The task: Print every entry word for word, but omit the pictures.

Source information:
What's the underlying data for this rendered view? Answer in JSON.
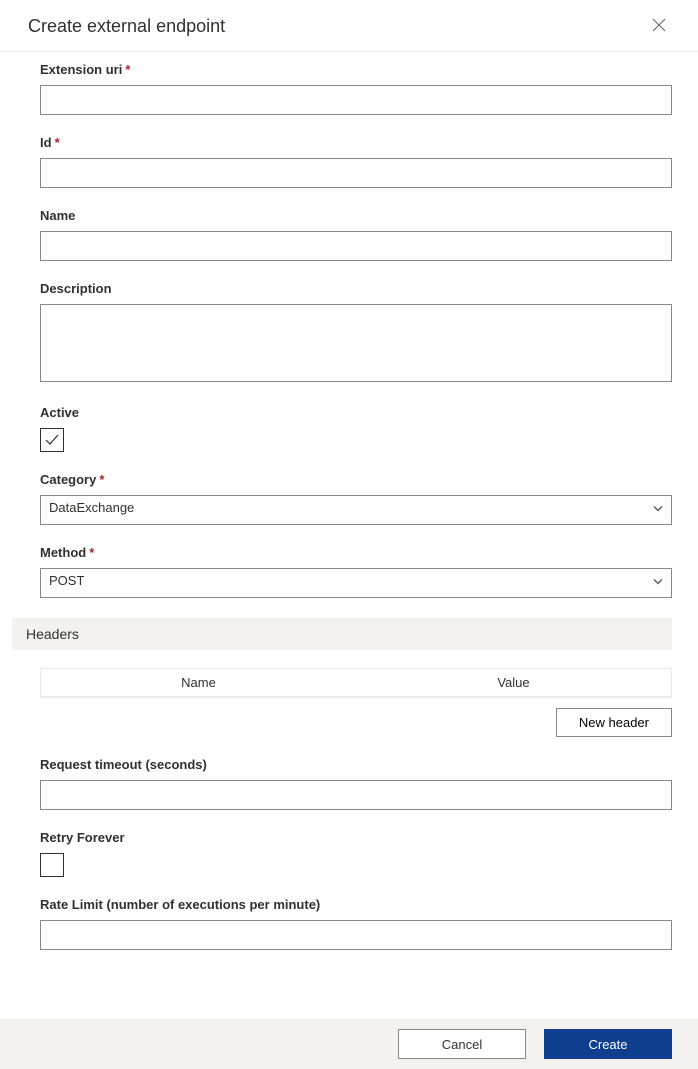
{
  "dialog": {
    "title": "Create external endpoint"
  },
  "fields": {
    "extension_uri": {
      "label": "Extension uri",
      "required": true,
      "value": ""
    },
    "id": {
      "label": "Id",
      "required": true,
      "value": ""
    },
    "name": {
      "label": "Name",
      "required": false,
      "value": ""
    },
    "description": {
      "label": "Description",
      "required": false,
      "value": ""
    },
    "active": {
      "label": "Active",
      "checked": true
    },
    "category": {
      "label": "Category",
      "required": true,
      "value": "DataExchange"
    },
    "method": {
      "label": "Method",
      "required": true,
      "value": "POST"
    },
    "request_timeout": {
      "label": "Request timeout (seconds)",
      "value": ""
    },
    "retry_forever": {
      "label": "Retry Forever",
      "checked": false
    },
    "rate_limit": {
      "label": "Rate Limit (number of executions per minute)",
      "value": ""
    }
  },
  "headers_section": {
    "title": "Headers",
    "columns": {
      "name": "Name",
      "value": "Value"
    },
    "new_header_label": "New header"
  },
  "footer": {
    "cancel": "Cancel",
    "create": "Create"
  },
  "required_marker": "*"
}
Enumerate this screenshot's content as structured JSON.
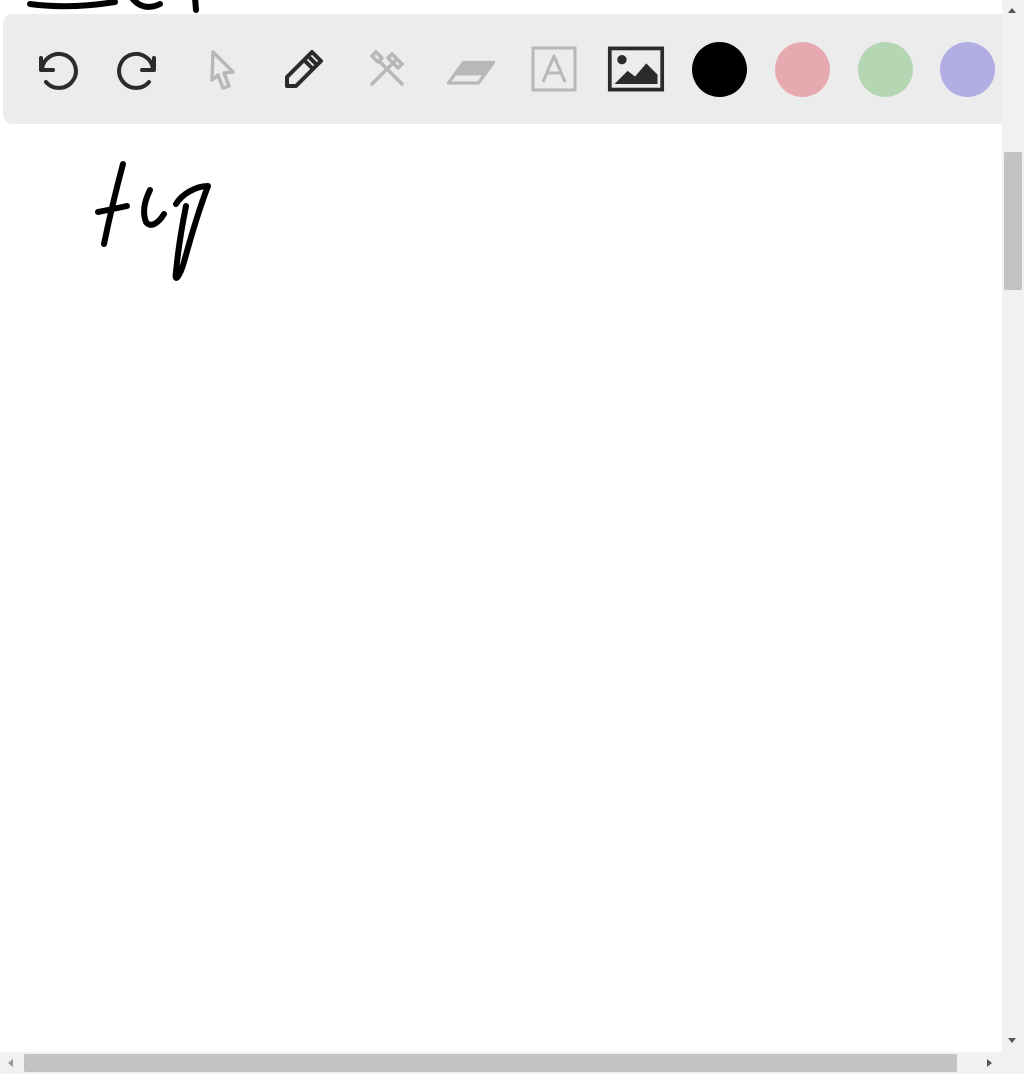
{
  "toolbar": {
    "tools": [
      {
        "id": "undo",
        "icon": "undo-icon",
        "enabled": true
      },
      {
        "id": "redo",
        "icon": "redo-icon",
        "enabled": true
      },
      {
        "id": "select",
        "icon": "pointer-icon",
        "enabled": false
      },
      {
        "id": "pen",
        "icon": "pencil-icon",
        "enabled": true
      },
      {
        "id": "tools",
        "icon": "crossed-tools-icon",
        "enabled": false
      },
      {
        "id": "eraser",
        "icon": "eraser-icon",
        "enabled": false
      },
      {
        "id": "text",
        "icon": "text-box-icon",
        "enabled": false
      },
      {
        "id": "image",
        "icon": "image-icon",
        "enabled": true
      }
    ],
    "colors": [
      {
        "name": "black",
        "hex": "#000000",
        "selected": true
      },
      {
        "name": "pink",
        "hex": "#e6a9b0",
        "selected": false
      },
      {
        "name": "green",
        "hex": "#b5d6b3",
        "selected": false
      },
      {
        "name": "purple",
        "hex": "#b2ade3",
        "selected": false
      }
    ],
    "enabled_color": "#2b2b2b",
    "disabled_color": "#b8b8b8"
  },
  "canvas": {
    "ink_color": "#000000",
    "background": "#ffffff"
  }
}
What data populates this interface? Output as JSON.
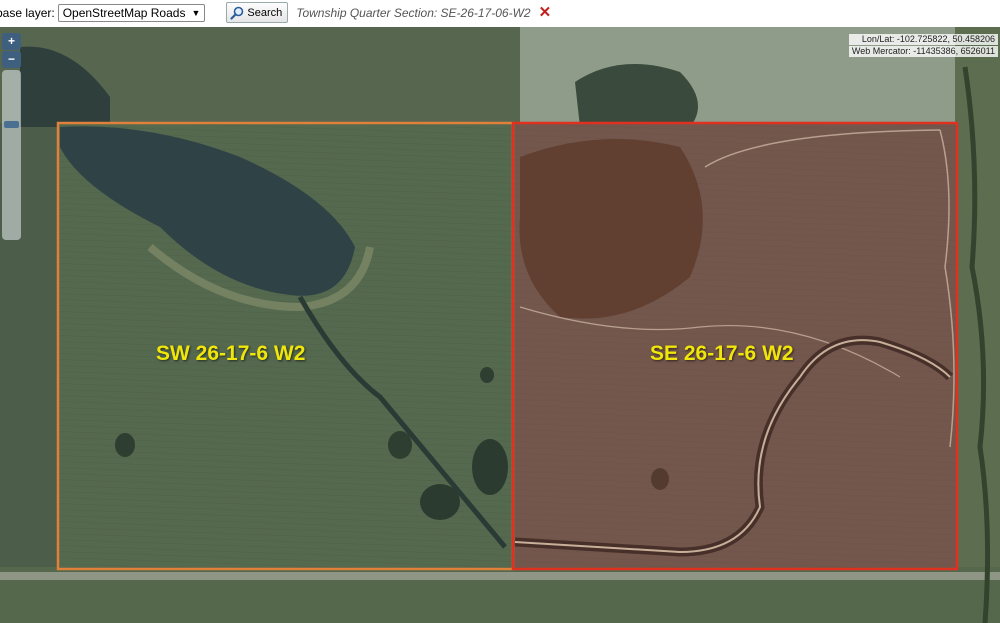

Answer below:
What's the underlying data for this rendered view? Answer in JSON.
{
  "dialog": {
    "title": "Create external endpoint"
  },
  "fields": {
    "extension_uri": {
      "label": "Extension uri",
      "required": true,
      "value": ""
    },
    "id": {
      "label": "Id",
      "required": true,
      "value": ""
    },
    "name": {
      "label": "Name",
      "required": false,
      "value": ""
    },
    "description": {
      "label": "Description",
      "required": false,
      "value": ""
    },
    "active": {
      "label": "Active",
      "checked": true
    },
    "category": {
      "label": "Category",
      "required": true,
      "value": "DataExchange"
    },
    "method": {
      "label": "Method",
      "required": true,
      "value": "POST"
    },
    "request_timeout": {
      "label": "Request timeout (seconds)",
      "value": ""
    },
    "retry_forever": {
      "label": "Retry Forever",
      "checked": false
    },
    "rate_limit": {
      "label": "Rate Limit (number of executions per minute)",
      "value": ""
    }
  },
  "headers_section": {
    "title": "Headers",
    "columns": {
      "name": "Name",
      "value": "Value"
    },
    "new_header_label": "New header"
  },
  "footer": {
    "cancel": "Cancel",
    "create": "Create"
  },
  "required_marker": "*"
}
Enumerate this screenshot's content as structured JSON.
{
  "toolbar": {
    "tools": [
      {
        "id": "undo",
        "icon": "undo-icon",
        "enabled": true
      },
      {
        "id": "redo",
        "icon": "redo-icon",
        "enabled": true
      },
      {
        "id": "select",
        "icon": "pointer-icon",
        "enabled": false
      },
      {
        "id": "pen",
        "icon": "pencil-icon",
        "enabled": true
      },
      {
        "id": "tools",
        "icon": "crossed-tools-icon",
        "enabled": false
      },
      {
        "id": "eraser",
        "icon": "eraser-icon",
        "enabled": false
      },
      {
        "id": "text",
        "icon": "text-box-icon",
        "enabled": false
      },
      {
        "id": "image",
        "icon": "image-icon",
        "enabled": true
      }
    ],
    "colors": [
      {
        "name": "black",
        "hex": "#000000",
        "selected": true
      },
      {
        "name": "pink",
        "hex": "#e6a9b0",
        "selected": false
      },
      {
        "name": "green",
        "hex": "#b5d6b3",
        "selected": false
      },
      {
        "name": "purple",
        "hex": "#b2ade3",
        "selected": false
      }
    ],
    "enabled_color": "#2b2b2b",
    "disabled_color": "#b8b8b8"
  },
  "canvas": {
    "ink_color": "#000000",
    "background": "#ffffff"
  }
}
What data populates this interface? Output as JSON.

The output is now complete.